How can they 'make' you take ownership of anything If you don't want to take ownership of the account you just don't..... it is just like a will IMO, you do not have to accept the assets.


But as always..... I could be wrong...
You could be right. I really don't know if you could refuse the transfer even though the transfer is automatic, I suppose if you never contributed to the account there is a good likelihood that you could. I never have had to face the issue directly.
__________________
.


No more lawyer stuff, no more political stuff, so no more CYA

Martha is offline   Reply With Quote
Old 03-21-2008, 08:08 PM   #17
Thinks s/he gets paid by the post
SecondCor521's Avatar
 
Join Date: Jun 2006
Location: Boise
Posts: 2,401
I have multiple dozens of asset accounts (don't ask) and even though I am aware of what JustCurious said in the OP and even though I am probably in the 99th percentile for estate planning among folks my age, I know that most of my accounts do not have named beneficiaries. A few of the larger ones at Vanguard do. I do have a will that leaves most of my stuff to my three kids in equal shares.

I would think that most people probably don't even fill out the beneficiary designations unless required by the institution to do so. Given that, I wonder what percentage of people die intestate. Anyone know?

2Cor521
__________________
"At times the world can seem an unfriendly and sinister place, but believe us when we say there is much more good in it than bad. All you have to do is look hard enough, and what might seem to be a series of unfortunate events, may in fact be the first steps of a journey." Violet Baudelaire.
SecondCor521 is offline   Reply With Quote
Old 03-21-2008, 08:20 PM   #18
Moderator
Walt34's Avatar
 
Join Date: Dec 2007
Location: Eastern WV Panhandle
Posts: 16,511
Quote:
Originally Posted by Martha View Post
This happened to some friends of mine and the child who got substantially more did the right thing and gifted to his sibs to equalize the distribution.
That's what happened when my mother passed. I was joint on two accounts because she was having trouble keeping things balanced. I just wrote a letter to the Registrar of Wills office waiving my right to the accounts and that fixed it.
__________________
I heard the call to do nothing. So I answered it.
Walt34 is offline   Reply With Quote
Old 03-21-2008, 09:09 PM   #19
Moderator Emeritus
Khan's Avatar
 
Join Date: Aug 2006
Location: Pine Island, Florida
Posts: 6,868
Send a message via AIM to Khan
I will have to check with the credit union, but in general: can I assign a beneficiary to an existing CD?

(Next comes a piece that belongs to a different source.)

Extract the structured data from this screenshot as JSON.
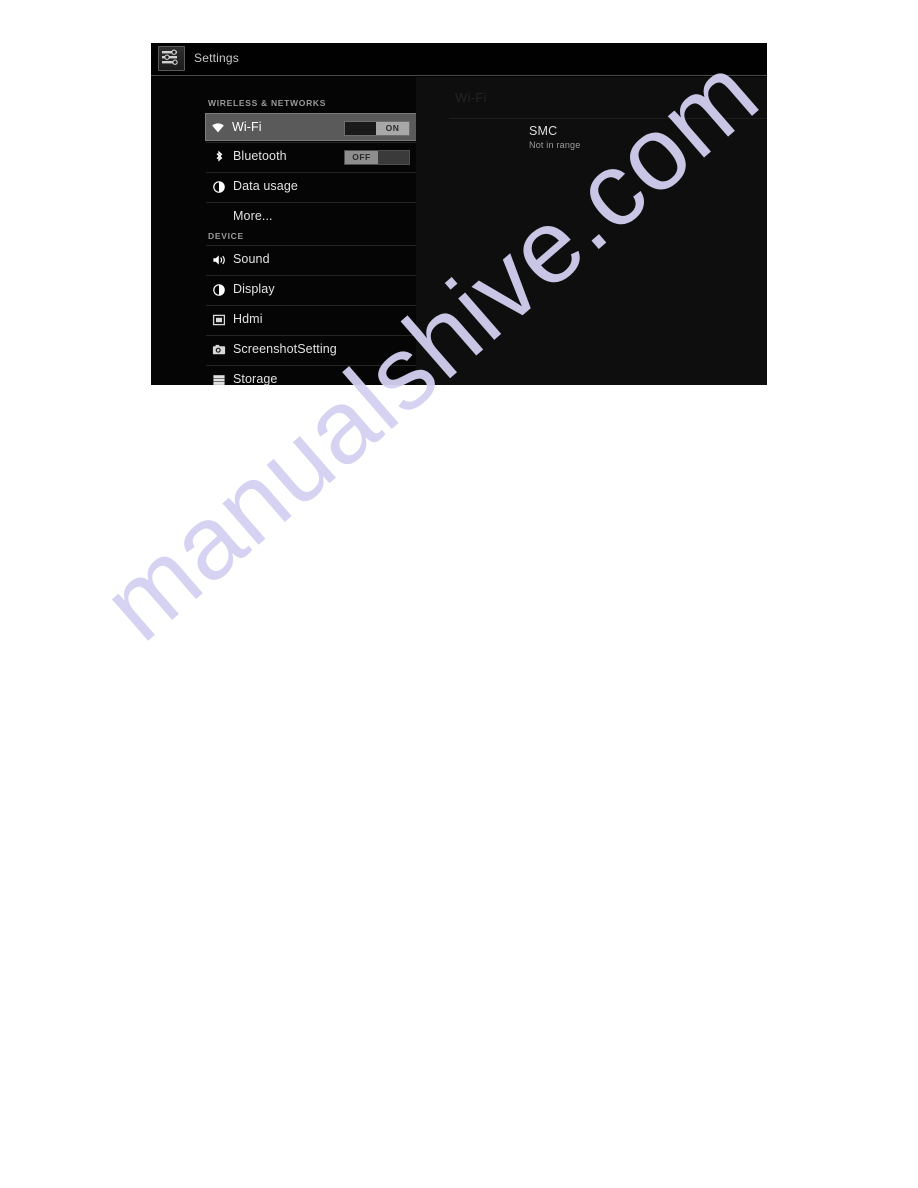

And can an non-profit organization be named as beneficiary?
__________________
"Knowin' no one nowhere's gonna miss us when we're gone..."
Khan is offline   Reply With Quote
Old 03-21-2008, 09:55 PM   #20
Give me a museum and I'll fill it. (Picasso)
Give me a forum ...
 
Join Date: May 2005
Posts: 13,263
Quote:
Originally Posted by WM View Post
Texas - it's because they held the account jointly. The son was already an owner of the account.
Sorry... I read the below quote... which is not a joint account...

the funds pass directly to the named beneficiaries on your accounts upon your death, regardless of what your will says, or even regardless of whether you have a will.
__________________

__________________
Texas Proud is offline   Reply With Quote
Reply


Currently Active Users Viewing This Thread: 1 (0 members and 1 guests)
 
Thread Tools Search this Thread
Search this Thread:

Advanced Search
Display Modes

Posting Rules
You may not post new threads
You may not post replies
You may not post attachments
You may not edit your posts

BB code is On
Smilies are On
[IMG] code is On
HTML code is Off
Trackbacks are Off
Pingbacks are Off
Refbacks are Off


Similar Threads
Thread Thread Starter Forum Replies Last Post
Naming Beneficiaries JohnDoe FIRE and Money 6 07-02-2007 04:41 PM
How to pass on the nest-egg donheff Young Dreamers 29 02-16-2007 01:27 PM
Email Memo-$16.8 million at stake here.Could I pass as one of the Eich boys poboy Other topics 2 04-01-2006 11:02 AM
Too good to pass up nfs Life after FIRE 4 02-16-2005 06:49 PM
Should you pass up a "great deal"? Nords FIRE and Money 12 07-24-2004 03:33 AM

 

 
All times are GMT -6. The time now is 07:16 AM.
 
Powered by vBulletin® Version 3.8.8 Beta 1
Copyright ©2000 - 2017, vBulletin Solutions, Inc.